_Task to carry out:_
All of the entries must be output exactly as they are.
--- --- ---
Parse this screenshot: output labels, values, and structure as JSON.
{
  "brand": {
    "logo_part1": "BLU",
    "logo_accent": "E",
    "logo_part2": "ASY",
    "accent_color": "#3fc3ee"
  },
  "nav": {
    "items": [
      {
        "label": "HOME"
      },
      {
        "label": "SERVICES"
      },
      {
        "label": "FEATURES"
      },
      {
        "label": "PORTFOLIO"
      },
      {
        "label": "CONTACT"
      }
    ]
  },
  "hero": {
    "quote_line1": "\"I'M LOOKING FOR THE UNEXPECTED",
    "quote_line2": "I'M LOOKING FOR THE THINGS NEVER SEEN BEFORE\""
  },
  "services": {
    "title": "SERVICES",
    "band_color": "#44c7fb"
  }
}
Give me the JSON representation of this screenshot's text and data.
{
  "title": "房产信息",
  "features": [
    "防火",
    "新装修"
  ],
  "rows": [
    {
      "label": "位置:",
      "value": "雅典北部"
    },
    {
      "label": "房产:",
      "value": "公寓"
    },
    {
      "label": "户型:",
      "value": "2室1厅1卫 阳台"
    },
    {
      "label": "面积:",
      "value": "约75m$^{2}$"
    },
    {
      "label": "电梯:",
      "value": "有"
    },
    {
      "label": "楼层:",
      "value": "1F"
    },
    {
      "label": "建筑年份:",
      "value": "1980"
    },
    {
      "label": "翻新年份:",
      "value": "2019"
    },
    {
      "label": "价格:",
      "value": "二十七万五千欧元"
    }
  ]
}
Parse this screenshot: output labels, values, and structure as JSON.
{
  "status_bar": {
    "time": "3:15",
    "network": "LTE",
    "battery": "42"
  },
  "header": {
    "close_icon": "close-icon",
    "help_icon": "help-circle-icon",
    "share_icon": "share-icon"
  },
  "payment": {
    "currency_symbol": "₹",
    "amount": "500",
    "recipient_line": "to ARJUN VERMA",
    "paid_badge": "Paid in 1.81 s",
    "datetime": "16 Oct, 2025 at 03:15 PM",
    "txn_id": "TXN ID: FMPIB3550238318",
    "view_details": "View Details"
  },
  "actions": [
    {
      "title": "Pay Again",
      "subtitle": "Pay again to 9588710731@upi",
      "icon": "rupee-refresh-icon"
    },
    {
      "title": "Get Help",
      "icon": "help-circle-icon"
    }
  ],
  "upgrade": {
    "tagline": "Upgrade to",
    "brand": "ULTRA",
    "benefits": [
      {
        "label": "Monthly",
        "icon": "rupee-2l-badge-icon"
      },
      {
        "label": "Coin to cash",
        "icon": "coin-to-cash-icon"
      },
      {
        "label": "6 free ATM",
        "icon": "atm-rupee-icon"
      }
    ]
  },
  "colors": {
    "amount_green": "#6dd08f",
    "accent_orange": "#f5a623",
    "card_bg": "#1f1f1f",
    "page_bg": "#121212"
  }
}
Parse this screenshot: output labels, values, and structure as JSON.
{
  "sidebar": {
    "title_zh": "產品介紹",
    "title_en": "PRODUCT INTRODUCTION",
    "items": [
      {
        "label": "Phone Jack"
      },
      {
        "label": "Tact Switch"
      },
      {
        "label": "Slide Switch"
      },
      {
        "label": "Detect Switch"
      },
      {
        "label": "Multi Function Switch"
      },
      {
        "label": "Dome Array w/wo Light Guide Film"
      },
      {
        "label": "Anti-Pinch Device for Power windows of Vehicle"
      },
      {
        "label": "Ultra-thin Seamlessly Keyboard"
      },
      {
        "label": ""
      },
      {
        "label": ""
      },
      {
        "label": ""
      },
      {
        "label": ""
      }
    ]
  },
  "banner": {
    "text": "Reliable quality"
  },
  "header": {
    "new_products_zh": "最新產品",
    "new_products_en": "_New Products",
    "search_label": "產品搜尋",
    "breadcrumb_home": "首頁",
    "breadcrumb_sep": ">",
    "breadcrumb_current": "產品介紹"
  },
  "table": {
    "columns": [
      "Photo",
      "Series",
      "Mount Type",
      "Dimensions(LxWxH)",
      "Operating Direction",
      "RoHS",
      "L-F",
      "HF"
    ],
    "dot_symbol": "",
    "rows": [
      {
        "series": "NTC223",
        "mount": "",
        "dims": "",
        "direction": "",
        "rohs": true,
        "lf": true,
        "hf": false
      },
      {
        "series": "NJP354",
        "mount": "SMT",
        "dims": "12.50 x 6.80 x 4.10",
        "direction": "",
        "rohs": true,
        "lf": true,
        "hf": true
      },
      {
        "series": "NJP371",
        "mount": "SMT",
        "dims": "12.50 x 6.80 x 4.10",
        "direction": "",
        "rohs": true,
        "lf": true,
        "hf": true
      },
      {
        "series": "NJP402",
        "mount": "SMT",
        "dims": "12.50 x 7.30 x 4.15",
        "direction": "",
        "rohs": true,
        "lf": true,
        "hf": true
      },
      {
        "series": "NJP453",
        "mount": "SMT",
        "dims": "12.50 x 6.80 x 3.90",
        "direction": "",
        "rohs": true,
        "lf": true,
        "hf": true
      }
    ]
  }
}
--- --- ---
_Response below:_
Parse this screenshot: output labels, values, and structure as JSON.
{
  "brand": {
    "logo_part1": "BLU",
    "logo_accent": "E",
    "logo_part2": "ASY",
    "accent_color": "#3fc3ee"
  },
  "nav": {
    "items": [
      {
        "label": "HOME"
      },
      {
        "label": "SERVICES"
      },
      {
        "label": "FEATURES"
      },
      {
        "label": "PORTFOLIO"
      },
      {
        "label": "CONTACT"
      }
    ]
  },
  "hero": {
    "quote_line1": "\"I'M LOOKING FOR THE UNEXPECTED",
    "quote_line2": "I'M LOOKING FOR THE THINGS NEVER SEEN BEFORE\""
  },
  "services": {
    "title": "SERVICES",
    "band_color": "#44c7fb"
  }
}
Give me the JSON representation of this screenshot's text and data.
{
  "title": "房产信息",
  "features": [
    "防火",
    "新装修"
  ],
  "rows": [
    {
      "label": "位置:",
      "value": "雅典北部"
    },
    {
      "label": "房产:",
      "value": "公寓"
    },
    {
      "label": "户型:",
      "value": "2室1厅1卫 阳台"
    },
    {
      "label": "面积:",
      "value": "约75m$^{2}$"
    },
    {
      "label": "电梯:",
      "value": "有"
    },
    {
      "label": "楼层:",
      "value": "1F"
    },
    {
      "label": "建筑年份:",
      "value": "1980"
    },
    {
      "label": "翻新年份:",
      "value": "2019"
    },
    {
      "label": "价格:",
      "value": "二十七万五千欧元"
    }
  ]
}
Parse this screenshot: output labels, values, and structure as JSON.
{
  "status_bar": {
    "time": "3:15",
    "network": "LTE",
    "battery": "42"
  },
  "header": {
    "close_icon": "close-icon",
    "help_icon": "help-circle-icon",
    "share_icon": "share-icon"
  },
  "payment": {
    "currency_symbol": "₹",
    "amount": "500",
    "recipient_line": "to ARJUN VERMA",
    "paid_badge": "Paid in 1.81 s",
    "datetime": "16 Oct, 2025 at 03:15 PM",
    "txn_id": "TXN ID: FMPIB3550238318",
    "view_details": "View Details"
  },
  "actions": [
    {
      "title": "Pay Again",
      "subtitle": "Pay again to 9588710731@upi",
      "icon": "rupee-refresh-icon"
    },
    {
      "title": "Get Help",
      "icon": "help-circle-icon"
    }
  ],
  "upgrade": {
    "tagline": "Upgrade to",
    "brand": "ULTRA",
    "benefits": [
      {
        "label": "Monthly",
        "icon": "rupee-2l-badge-icon"
      },
      {
        "label": "Coin to cash",
        "icon": "coin-to-cash-icon"
      },
      {
        "label": "6 free ATM",
        "icon": "atm-rupee-icon"
      }
    ]
  },
  "colors": {
    "amount_green": "#6dd08f",
    "accent_orange": "#f5a623",
    "card_bg": "#1f1f1f",
    "page_bg": "#121212"
  }
}
Parse this screenshot: output labels, values, and structure as JSON.
{
  "sidebar": {
    "title_zh": "產品介紹",
    "title_en": "PRODUCT INTRODUCTION",
    "items": [
      {
        "label": "Phone Jack"
      },
      {
        "label": "Tact Switch"
      },
      {
        "label": "Slide Switch"
      },
      {
        "label": "Detect Switch"
      },
      {
        "label": "Multi Function Switch"
      },
      {
        "label": "Dome Array w/wo Light Guide Film"
      },
      {
        "label": "Anti-Pinch Device for Power windows of Vehicle"
      },
      {
        "label": "Ultra-thin Seamlessly Keyboard"
      },
      {
        "label": ""
      },
      {
        "label": ""
      },
      {
        "label": ""
      },
      {
        "label": ""
      }
    ]
  },
  "banner": {
    "text": "Reliable quality"
  },
  "header": {
    "new_products_zh": "最新產品",
    "new_products_en": "_New Products",
    "search_label": "產品搜尋",
    "breadcrumb_home": "首頁",
    "breadcrumb_sep": ">",
    "breadcrumb_current": "產品介紹"
  },
  "table": {
    "columns": [
      "Photo",
      "Series",
      "Mount Type",
      "Dimensions(LxWxH)",
      "Operating Direction",
      "RoHS",
      "L-F",
      "HF"
    ],
    "dot_symbol": "",
    "rows": [
      {
        "series": "NTC223",
        "mount": "",
        "dims": "",
        "direction": "",
        "rohs": true,
        "lf": true,
        "hf": false
      },
      {
        "series": "NJP354",
        "mount": "SMT",
        "dims": "12.50 x 6.80 x 4.10",
        "direction": "",
        "rohs": true,
        "lf": true,
        "hf": true
      },
      {
        "series": "NJP371",
        "mount": "SMT",
        "dims": "12.50 x 6.80 x 4.10",
        "direction": "",
        "rohs": true,
        "lf": true,
        "hf": true
      },
      {
        "series": "NJP402",
        "mount": "SMT",
        "dims": "12.50 x 7.30 x 4.15",
        "direction": "",
        "rohs": true,
        "lf": true,
        "hf": true
      },
      {
        "series": "NJP453",
        "mount": "SMT",
        "dims": "12.50 x 6.80 x 3.90",
        "direction": "",
        "rohs": true,
        "lf": true,
        "hf": true
      }
    ]
  }
}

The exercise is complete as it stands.